+++ Available data

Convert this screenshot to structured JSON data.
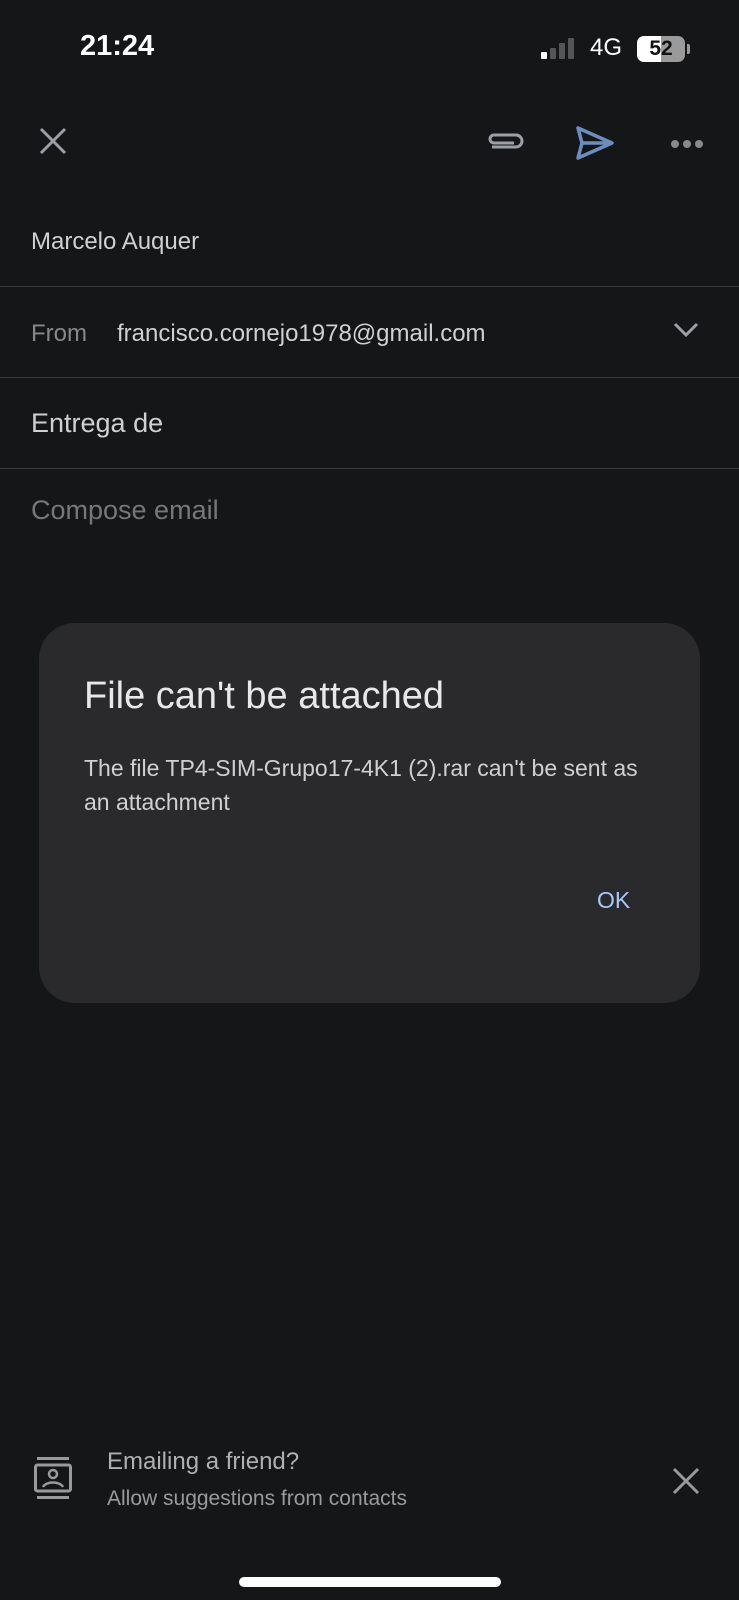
{
  "status_bar": {
    "time": "21:24",
    "network": "4G",
    "battery": "52",
    "battery_level_percent": 52,
    "signal_bars": 1
  },
  "toolbar": {
    "close_icon": "close-icon",
    "attach_icon": "paperclip-icon",
    "send_icon": "send-icon",
    "more_icon": "more-horizontal-icon",
    "send_color": "#6c8ebf"
  },
  "compose": {
    "to": "Marcelo Auquer",
    "from_label": "From",
    "from_value": "francisco.cornejo1978@gmail.com",
    "subject": "Entrega de",
    "body_placeholder": "Compose email"
  },
  "dialog": {
    "title": "File can't be attached",
    "message": "The file TP4-SIM-Grupo17-4K1 (2).rar can't be sent as an attachment",
    "ok_label": "OK"
  },
  "suggestion": {
    "title": "Emailing a friend?",
    "subtitle": "Allow suggestions from contacts"
  }
}
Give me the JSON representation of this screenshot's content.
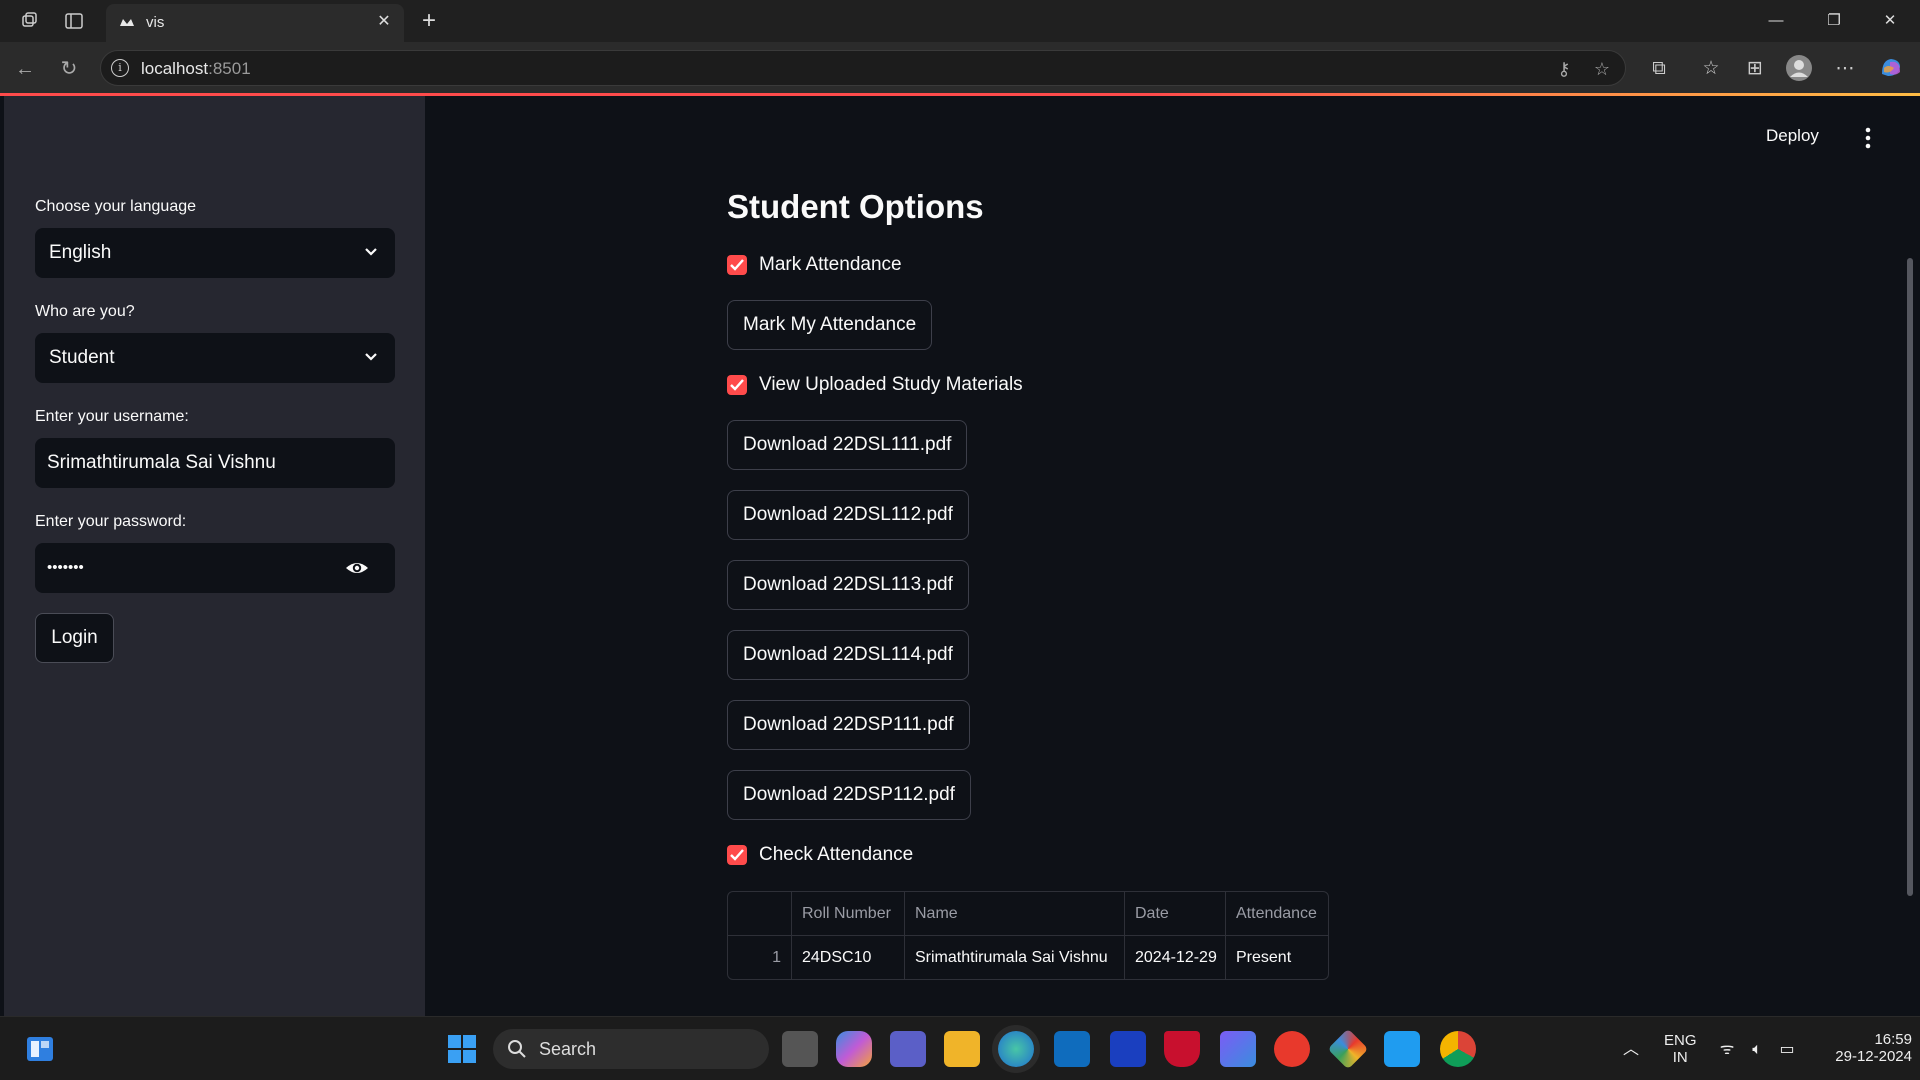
{
  "browser": {
    "tab_title": "vis",
    "url_host": "localhost",
    "url_port": ":8501",
    "new_tab_glyph": "+",
    "close_glyph": "✕"
  },
  "sidebar": {
    "language_label": "Choose your language",
    "language_value": "English",
    "role_label": "Who are you?",
    "role_value": "Student",
    "username_label": "Enter your username:",
    "username_value": "Srimathtirumala Sai Vishnu",
    "password_label": "Enter your password:",
    "password_value": "•••••••",
    "login_label": "Login"
  },
  "header": {
    "deploy_label": "Deploy"
  },
  "main": {
    "title": "Student Options",
    "mark_attendance": {
      "label": "Mark Attendance",
      "checked": true
    },
    "mark_button": "Mark My Attendance",
    "view_materials": {
      "label": "View Uploaded Study Materials",
      "checked": true
    },
    "downloads": [
      "Download 22DSL111.pdf",
      "Download 22DSL112.pdf",
      "Download 22DSL113.pdf",
      "Download 22DSL114.pdf",
      "Download 22DSP111.pdf",
      "Download 22DSP112.pdf"
    ],
    "check_attendance": {
      "label": "Check Attendance",
      "checked": true
    },
    "table": {
      "columns": [
        "",
        "Roll Number",
        "Name",
        "Date",
        "Attendance"
      ],
      "rows": [
        [
          "1",
          "24DSC10",
          "Srimathtirumala Sai Vishnu",
          "2024-12-29",
          "Present"
        ]
      ]
    }
  },
  "taskbar": {
    "search_label": "Search",
    "lang_line1": "ENG",
    "lang_line2": "IN",
    "time": "16:59",
    "date": "29-12-2024"
  },
  "colors": {
    "accent": "#ff4b4b",
    "sidebar_bg": "#262730",
    "main_bg": "#0e1117"
  }
}
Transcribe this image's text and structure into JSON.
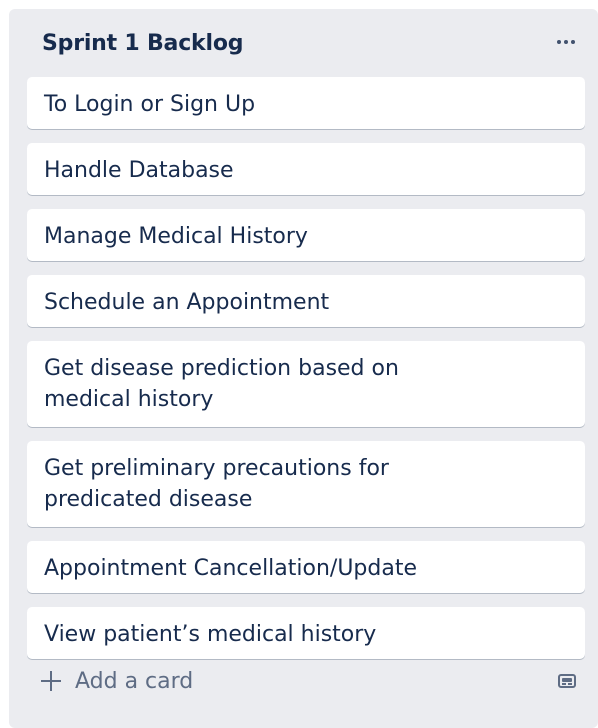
{
  "list": {
    "title": "Sprint 1 Backlog",
    "menu_icon": "more-icon"
  },
  "cards": [
    {
      "text": "To Login or Sign Up",
      "lines": 1
    },
    {
      "text": "Handle Database",
      "lines": 1
    },
    {
      "text": "Manage Medical History",
      "lines": 1
    },
    {
      "text": "Schedule an Appointment",
      "lines": 1
    },
    {
      "text": "Get disease prediction based on\nmedical history",
      "lines": 2
    },
    {
      "text": "Get preliminary precautions for\npredicated disease",
      "lines": 2
    },
    {
      "text": "Appointment Cancellation/Update",
      "lines": 1
    },
    {
      "text": "View patient’s medical history",
      "lines": 1
    }
  ],
  "composer": {
    "add_card_label": "Add a card",
    "add_icon": "plus-icon",
    "template_icon": "card-template-icon"
  },
  "colors": {
    "list_background": "#ebecf0",
    "card_background": "#ffffff",
    "text": "#172b4d",
    "muted_text": "#5e6c84"
  }
}
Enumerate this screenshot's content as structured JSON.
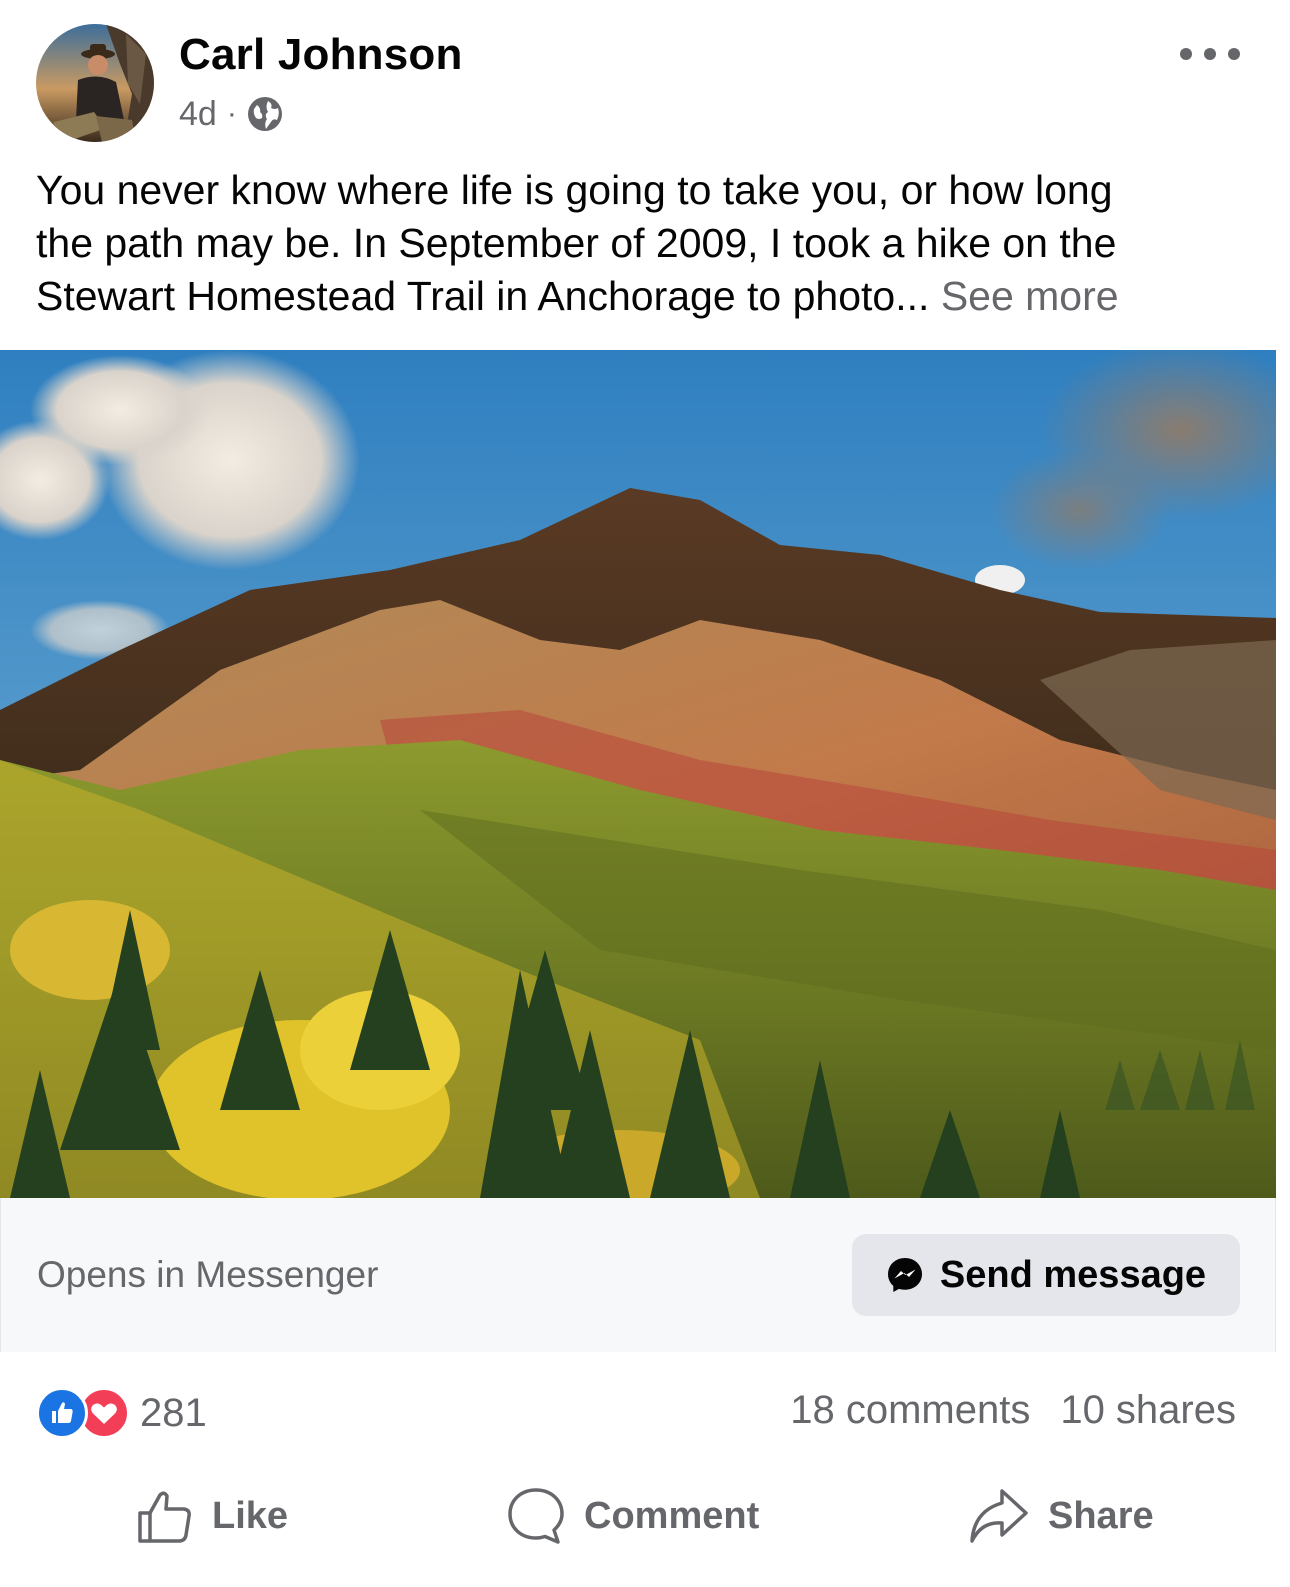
{
  "post": {
    "author": "Carl Johnson",
    "time": "4d",
    "separator": "·",
    "privacy_icon": "globe-icon",
    "more_icon": "more-options-icon",
    "caption_lines": [
      "You never know where life is going to take you, or how long",
      "the path may be. In September of 2009, I took a hike on the",
      "Stewart Homestead Trail in Anchorage to photo..."
    ],
    "see_more": "See more",
    "photo_icon": "mountain-landscape-photo"
  },
  "messenger": {
    "opens_label": "Opens in Messenger",
    "send_label": "Send message",
    "icon": "messenger-icon"
  },
  "stats": {
    "reaction_icons": [
      "like-reaction-icon",
      "love-reaction-icon"
    ],
    "reaction_count": "281",
    "comments": "18 comments",
    "shares": "10 shares"
  },
  "actions": {
    "like": "Like",
    "comment": "Comment",
    "share": "Share"
  },
  "colors": {
    "text_primary": "#050505",
    "text_secondary": "#65676b",
    "like_blue": "#1b74e4",
    "love_red": "#f33e58",
    "button_gray": "#e4e6eb",
    "bar_bg": "#f7f8fa"
  }
}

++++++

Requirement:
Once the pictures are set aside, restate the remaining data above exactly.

Expected answer:
Convert this screenshot to structured JSON data.
{
  "status_bar": {
    "time": "21:24",
    "network": "4G",
    "battery": "52",
    "battery_level_percent": 52,
    "signal_bars": 1
  },
  "toolbar": {
    "close_icon": "close-icon",
    "attach_icon": "paperclip-icon",
    "send_icon": "send-icon",
    "more_icon": "more-horizontal-icon",
    "send_color": "#6c8ebf"
  },
  "compose": {
    "to": "Marcelo Auquer",
    "from_label": "From",
    "from_value": "francisco.cornejo1978@gmail.com",
    "subject": "Entrega de",
    "body_placeholder": "Compose email"
  },
  "dialog": {
    "title": "File can't be attached",
    "message": "The file TP4-SIM-Grupo17-4K1 (2).rar can't be sent as an attachment",
    "ok_label": "OK"
  },
  "suggestion": {
    "title": "Emailing a friend?",
    "subtitle": "Allow suggestions from contacts"
  }
}
Give me the JSON representation of this screenshot's content.
{
  "browser": {
    "tab_title": "vis",
    "url_host": "localhost",
    "url_port": ":8501",
    "new_tab_glyph": "+",
    "close_glyph": "✕"
  },
  "sidebar": {
    "language_label": "Choose your language",
    "language_value": "English",
    "role_label": "Who are you?",
    "role_value": "Student",
    "username_label": "Enter your username:",
    "username_value": "Srimathtirumala Sai Vishnu",
    "password_label": "Enter your password:",
    "password_value": "•••••••",
    "login_label": "Login"
  },
  "header": {
    "deploy_label": "Deploy"
  },
  "main": {
    "title": "Student Options",
    "mark_attendance": {
      "label": "Mark Attendance",
      "checked": true
    },
    "mark_button": "Mark My Attendance",
    "view_materials": {
      "label": "View Uploaded Study Materials",
      "checked": true
    },
    "downloads": [
      "Download 22DSL111.pdf",
      "Download 22DSL112.pdf",
      "Download 22DSL113.pdf",
      "Download 22DSL114.pdf",
      "Download 22DSP111.pdf",
      "Download 22DSP112.pdf"
    ],
    "check_attendance": {
      "label": "Check Attendance",
      "checked": true
    },
    "table": {
      "columns": [
        "",
        "Roll Number",
        "Name",
        "Date",
        "Attendance"
      ],
      "rows": [
        [
          "1",
          "24DSC10",
          "Srimathtirumala Sai Vishnu",
          "2024-12-29",
          "Present"
        ]
      ]
    }
  },
  "taskbar": {
    "search_label": "Search",
    "lang_line1": "ENG",
    "lang_line2": "IN",
    "time": "16:59",
    "date": "29-12-2024"
  },
  "colors": {
    "accent": "#ff4b4b",
    "sidebar_bg": "#262730",
    "main_bg": "#0e1117"
  }
}
Transcribe this image's text and structure into JSON.
{
  "list": {
    "title": "Sprint 1 Backlog",
    "menu_icon": "more-icon"
  },
  "cards": [
    {
      "text": "To Login or Sign Up",
      "lines": 1
    },
    {
      "text": "Handle Database",
      "lines": 1
    },
    {
      "text": "Manage Medical History",
      "lines": 1
    },
    {
      "text": "Schedule an Appointment",
      "lines": 1
    },
    {
      "text": "Get disease prediction based on\nmedical history",
      "lines": 2
    },
    {
      "text": "Get preliminary precautions for\npredicated disease",
      "lines": 2
    },
    {
      "text": "Appointment Cancellation/Update",
      "lines": 1
    },
    {
      "text": "View patient’s medical history",
      "lines": 1
    }
  ],
  "composer": {
    "add_card_label": "Add a card",
    "add_icon": "plus-icon",
    "template_icon": "card-template-icon"
  },
  "colors": {
    "list_background": "#ebecf0",
    "card_background": "#ffffff",
    "text": "#172b4d",
    "muted_text": "#5e6c84"
  }
}
Enumerate this screenshot's content as structured JSON.
{
  "post": {
    "author": "Carl Johnson",
    "time": "4d",
    "separator": "·",
    "privacy_icon": "globe-icon",
    "more_icon": "more-options-icon",
    "caption_lines": [
      "You never know where life is going to take you, or how long",
      "the path may be. In September of 2009, I took a hike on the",
      "Stewart Homestead Trail in Anchorage to photo..."
    ],
    "see_more": "See more",
    "photo_icon": "mountain-landscape-photo"
  },
  "messenger": {
    "opens_label": "Opens in Messenger",
    "send_label": "Send message",
    "icon": "messenger-icon"
  },
  "stats": {
    "reaction_icons": [
      "like-reaction-icon",
      "love-reaction-icon"
    ],
    "reaction_count": "281",
    "comments": "18 comments",
    "shares": "10 shares"
  },
  "actions": {
    "like": "Like",
    "comment": "Comment",
    "share": "Share"
  },
  "colors": {
    "text_primary": "#050505",
    "text_secondary": "#65676b",
    "like_blue": "#1b74e4",
    "love_red": "#f33e58",
    "button_gray": "#e4e6eb",
    "bar_bg": "#f7f8fa"
  }
}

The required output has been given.